and certain social behaviours begin to diminish. The body and the brain must have periods of rest to replenish them, because without it, we slide into depression and potentially self-destructive behaviour, said Rosmann. “We can’t stay geared up continuously,” he said, adding that you’ve reached that point when you can’t handle stress anymore. That’s when the outbursts or dramatic statements happen or when you experience a constant “lump in the throat. You’re near tears a lot, but you’re not actually crying.” What farmers need to recognize is that they’re especially prone to cycling down this way. “Research has accumulated which indicates that the agricultural population has a higher incidence of depression, related to stress, than the nonagricultural population,” he said. Yet, it need not be this way, says the psychologist. Knowing this about themselves, farmers can become less vulnerable to their own predispositions, he said. “We can manage our behaviour,” he said. “Behaviour is like a recipe, with ingredients that can be varied to maximize our well-being, such as what we consume, how much and how hard we work, sleep, recreate, pray, laugh, talk and so forth.” Our own behaviour is also the thing we have virtually complete control over, contrary to many of the things that cause us stress, he adds. “We can’t control the weather and we
can’t always tell if the wheat market is going to go down. But our behaviour is the one thing that we have almost complete control over.”
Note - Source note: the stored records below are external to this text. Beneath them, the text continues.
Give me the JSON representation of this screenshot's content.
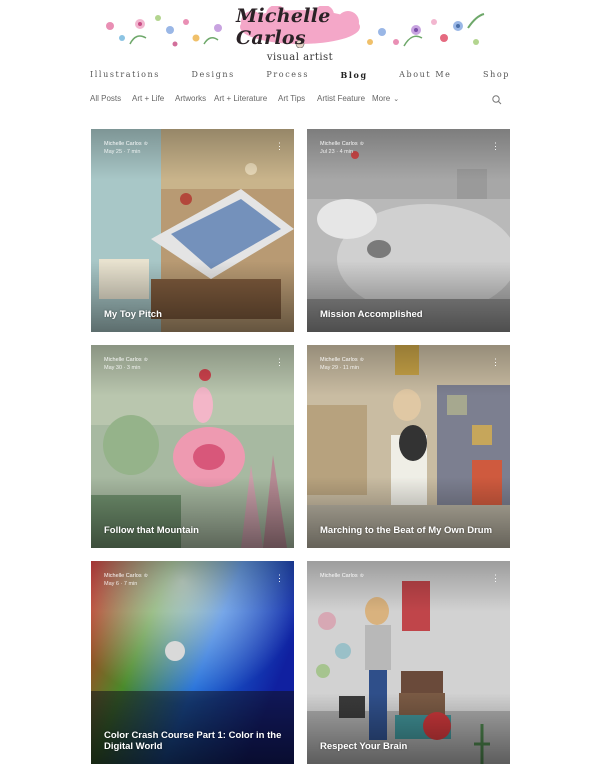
{
  "brand": {
    "logo_text": "Michelle Carlos",
    "subtitle": "visual artist"
  },
  "main_nav": [
    "Illustrations",
    "Designs",
    "Process",
    "Blog",
    "About Me",
    "Shop"
  ],
  "main_nav_active": "Blog",
  "categories": [
    "All Posts",
    "Art + Life",
    "Artworks",
    "Art + Literature",
    "Art Tips",
    "Artist Feature",
    "More"
  ],
  "posts": [
    {
      "author": "Michelle Carlos",
      "meta": "May 25 · 7 min",
      "title": "My Toy Pitch",
      "icon": "crown-icon"
    },
    {
      "author": "Michelle Carlos",
      "meta": "Jul 23 · 4 min",
      "title": "Mission Accomplished",
      "icon": "crown-icon"
    },
    {
      "author": "Michelle Carlos",
      "meta": "May 30 · 3 min",
      "title": "Follow that Mountain",
      "icon": "crown-icon"
    },
    {
      "author": "Michelle Carlos",
      "meta": "May 29 · 11 min",
      "title": "Marching to the Beat of My Own Drum",
      "icon": "crown-icon"
    },
    {
      "author": "Michelle Carlos",
      "meta": "May 6 · 7 min",
      "title": "Color Crash Course Part 1: Color in the Digital World",
      "icon": "crown-icon"
    },
    {
      "author": "Michelle Carlos",
      "meta": "",
      "title": "Respect Your Brain",
      "icon": "crown-icon"
    }
  ],
  "colors": {
    "nav_text": "#555555",
    "category_text": "#666666",
    "logo_pink": "#f4a7c8"
  }
}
What farmers must allow, given their predisposition to overdo it, is time for adequate sleep, recreation and social interaction to function at their best. You’re in charge of how much sleep you get, or whether you exercise or eat properly, he said. Farmers also have a choice whether to stay silent and closed up, or to become more interactive with others, and benefit by it. “You’re in charge of whether you talk to people instead of keeping things to yourself. You’re in charge of whether to talk to your spouse,” he said. Touching and being touched, enjoying a good belly laugh and having a higher, spiritual view are other restorative things we do for ourselves. “The more farmers know how we are made, the better off we are, because then we can manage our own personal behaviour,” he said. “If we know that we react by working terribly hard and being hyperalert then we can begin to follow our own course of adjustment to stress. We can learn how to manage it.” Rosmann is the founder of the U.S.based seven-state organization ‘AgriWellness’ (www.agriwellness.org) and author of a collection of essays titled Excellent Joy: Fishing, Farming, Hunting and Psychology. firstname.lastname@example.org